[Available records Boundary: Start]
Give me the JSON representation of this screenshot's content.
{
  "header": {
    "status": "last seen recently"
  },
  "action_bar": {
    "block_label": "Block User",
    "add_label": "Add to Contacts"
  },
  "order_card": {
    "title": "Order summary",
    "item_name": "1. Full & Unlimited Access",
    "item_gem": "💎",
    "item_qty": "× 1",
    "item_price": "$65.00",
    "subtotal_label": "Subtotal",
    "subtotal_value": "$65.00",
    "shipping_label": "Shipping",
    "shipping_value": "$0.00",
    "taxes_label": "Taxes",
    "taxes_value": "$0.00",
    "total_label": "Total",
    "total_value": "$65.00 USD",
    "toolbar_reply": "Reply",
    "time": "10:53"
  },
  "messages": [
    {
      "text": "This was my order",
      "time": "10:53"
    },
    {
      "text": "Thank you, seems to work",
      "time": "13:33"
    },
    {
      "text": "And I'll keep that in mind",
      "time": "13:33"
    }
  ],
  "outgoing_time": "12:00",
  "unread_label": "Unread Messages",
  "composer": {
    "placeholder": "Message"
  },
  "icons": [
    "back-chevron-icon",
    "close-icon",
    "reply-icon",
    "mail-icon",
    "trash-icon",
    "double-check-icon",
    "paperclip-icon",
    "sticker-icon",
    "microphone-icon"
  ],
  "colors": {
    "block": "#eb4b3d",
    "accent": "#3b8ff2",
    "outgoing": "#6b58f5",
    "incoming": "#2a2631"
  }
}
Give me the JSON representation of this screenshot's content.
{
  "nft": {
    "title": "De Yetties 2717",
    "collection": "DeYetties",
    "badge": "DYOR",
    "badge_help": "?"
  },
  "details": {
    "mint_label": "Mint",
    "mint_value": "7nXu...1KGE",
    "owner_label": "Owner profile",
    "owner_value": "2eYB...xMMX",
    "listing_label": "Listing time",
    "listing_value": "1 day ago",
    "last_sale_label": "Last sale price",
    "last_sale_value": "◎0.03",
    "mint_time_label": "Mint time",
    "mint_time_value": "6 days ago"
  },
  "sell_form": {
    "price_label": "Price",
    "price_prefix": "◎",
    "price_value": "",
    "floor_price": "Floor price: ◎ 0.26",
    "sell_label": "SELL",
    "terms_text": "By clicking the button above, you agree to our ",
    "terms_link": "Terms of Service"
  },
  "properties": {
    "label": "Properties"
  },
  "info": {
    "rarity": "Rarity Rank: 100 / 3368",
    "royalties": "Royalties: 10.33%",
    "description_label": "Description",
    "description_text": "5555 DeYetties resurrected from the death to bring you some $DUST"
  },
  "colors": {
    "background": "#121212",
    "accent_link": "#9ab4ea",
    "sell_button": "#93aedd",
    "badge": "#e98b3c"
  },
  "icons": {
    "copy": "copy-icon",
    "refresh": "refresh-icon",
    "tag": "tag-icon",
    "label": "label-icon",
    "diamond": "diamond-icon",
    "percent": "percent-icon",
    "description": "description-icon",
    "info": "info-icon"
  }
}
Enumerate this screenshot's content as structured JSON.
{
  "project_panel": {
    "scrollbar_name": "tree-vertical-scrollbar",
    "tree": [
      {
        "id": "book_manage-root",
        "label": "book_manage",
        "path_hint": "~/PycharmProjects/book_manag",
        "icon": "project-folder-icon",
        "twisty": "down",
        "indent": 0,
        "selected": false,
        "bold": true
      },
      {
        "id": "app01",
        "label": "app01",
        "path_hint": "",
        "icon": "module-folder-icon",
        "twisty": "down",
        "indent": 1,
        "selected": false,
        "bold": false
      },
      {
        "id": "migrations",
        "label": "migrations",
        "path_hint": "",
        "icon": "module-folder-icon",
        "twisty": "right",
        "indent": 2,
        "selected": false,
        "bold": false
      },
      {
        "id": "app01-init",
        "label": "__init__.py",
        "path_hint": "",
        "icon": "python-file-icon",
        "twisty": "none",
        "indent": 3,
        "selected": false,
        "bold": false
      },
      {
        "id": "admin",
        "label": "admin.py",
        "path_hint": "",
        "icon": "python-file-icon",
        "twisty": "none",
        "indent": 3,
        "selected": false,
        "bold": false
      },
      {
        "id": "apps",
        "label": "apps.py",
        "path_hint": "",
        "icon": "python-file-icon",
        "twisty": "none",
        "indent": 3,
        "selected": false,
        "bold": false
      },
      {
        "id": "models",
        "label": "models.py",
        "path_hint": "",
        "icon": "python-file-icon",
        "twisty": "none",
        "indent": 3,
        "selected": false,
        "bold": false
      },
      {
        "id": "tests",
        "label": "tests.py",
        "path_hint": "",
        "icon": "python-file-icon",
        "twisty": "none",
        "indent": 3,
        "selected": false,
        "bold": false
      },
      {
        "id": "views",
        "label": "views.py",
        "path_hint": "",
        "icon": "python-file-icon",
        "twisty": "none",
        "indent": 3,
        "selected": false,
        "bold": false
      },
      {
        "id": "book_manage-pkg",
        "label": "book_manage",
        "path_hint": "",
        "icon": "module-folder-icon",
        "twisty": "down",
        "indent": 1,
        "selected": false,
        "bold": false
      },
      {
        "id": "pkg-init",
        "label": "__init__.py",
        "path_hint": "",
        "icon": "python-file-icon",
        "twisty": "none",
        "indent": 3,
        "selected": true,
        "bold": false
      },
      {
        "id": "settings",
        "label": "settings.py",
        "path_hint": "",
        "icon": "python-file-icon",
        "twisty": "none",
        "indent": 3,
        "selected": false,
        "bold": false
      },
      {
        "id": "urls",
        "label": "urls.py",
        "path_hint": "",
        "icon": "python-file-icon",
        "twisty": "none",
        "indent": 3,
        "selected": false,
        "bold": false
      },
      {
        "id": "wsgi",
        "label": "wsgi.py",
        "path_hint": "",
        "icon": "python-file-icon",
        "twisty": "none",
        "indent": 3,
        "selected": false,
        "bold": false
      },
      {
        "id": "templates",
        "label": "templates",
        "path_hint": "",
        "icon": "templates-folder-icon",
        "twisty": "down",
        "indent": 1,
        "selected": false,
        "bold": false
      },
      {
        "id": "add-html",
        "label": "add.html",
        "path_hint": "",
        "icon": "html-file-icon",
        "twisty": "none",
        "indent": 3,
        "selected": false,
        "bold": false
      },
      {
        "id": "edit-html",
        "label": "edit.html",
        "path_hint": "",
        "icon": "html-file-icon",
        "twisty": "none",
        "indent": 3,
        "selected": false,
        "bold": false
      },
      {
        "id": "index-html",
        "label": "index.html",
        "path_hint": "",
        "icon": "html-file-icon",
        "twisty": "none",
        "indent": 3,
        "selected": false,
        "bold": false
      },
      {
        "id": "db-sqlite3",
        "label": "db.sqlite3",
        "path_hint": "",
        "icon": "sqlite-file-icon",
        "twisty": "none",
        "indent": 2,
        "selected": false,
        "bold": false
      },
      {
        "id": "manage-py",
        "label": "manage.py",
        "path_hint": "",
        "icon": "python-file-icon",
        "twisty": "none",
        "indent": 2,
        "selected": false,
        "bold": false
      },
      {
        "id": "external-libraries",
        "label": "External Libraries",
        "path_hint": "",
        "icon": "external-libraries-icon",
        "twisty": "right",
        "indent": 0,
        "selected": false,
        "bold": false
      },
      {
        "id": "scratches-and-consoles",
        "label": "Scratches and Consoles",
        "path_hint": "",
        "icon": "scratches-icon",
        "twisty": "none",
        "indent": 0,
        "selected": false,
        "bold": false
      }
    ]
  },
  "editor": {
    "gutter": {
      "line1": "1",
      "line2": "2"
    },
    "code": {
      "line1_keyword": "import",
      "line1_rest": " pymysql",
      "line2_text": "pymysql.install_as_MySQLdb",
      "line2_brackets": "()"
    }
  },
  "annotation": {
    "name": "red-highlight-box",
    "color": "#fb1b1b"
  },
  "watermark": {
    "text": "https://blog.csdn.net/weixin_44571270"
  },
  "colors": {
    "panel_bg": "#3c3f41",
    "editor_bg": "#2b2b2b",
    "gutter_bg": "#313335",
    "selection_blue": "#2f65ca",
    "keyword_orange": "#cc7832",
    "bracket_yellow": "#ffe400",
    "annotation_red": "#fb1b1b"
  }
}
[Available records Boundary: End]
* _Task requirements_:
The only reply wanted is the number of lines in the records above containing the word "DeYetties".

* _Result of this task_:
2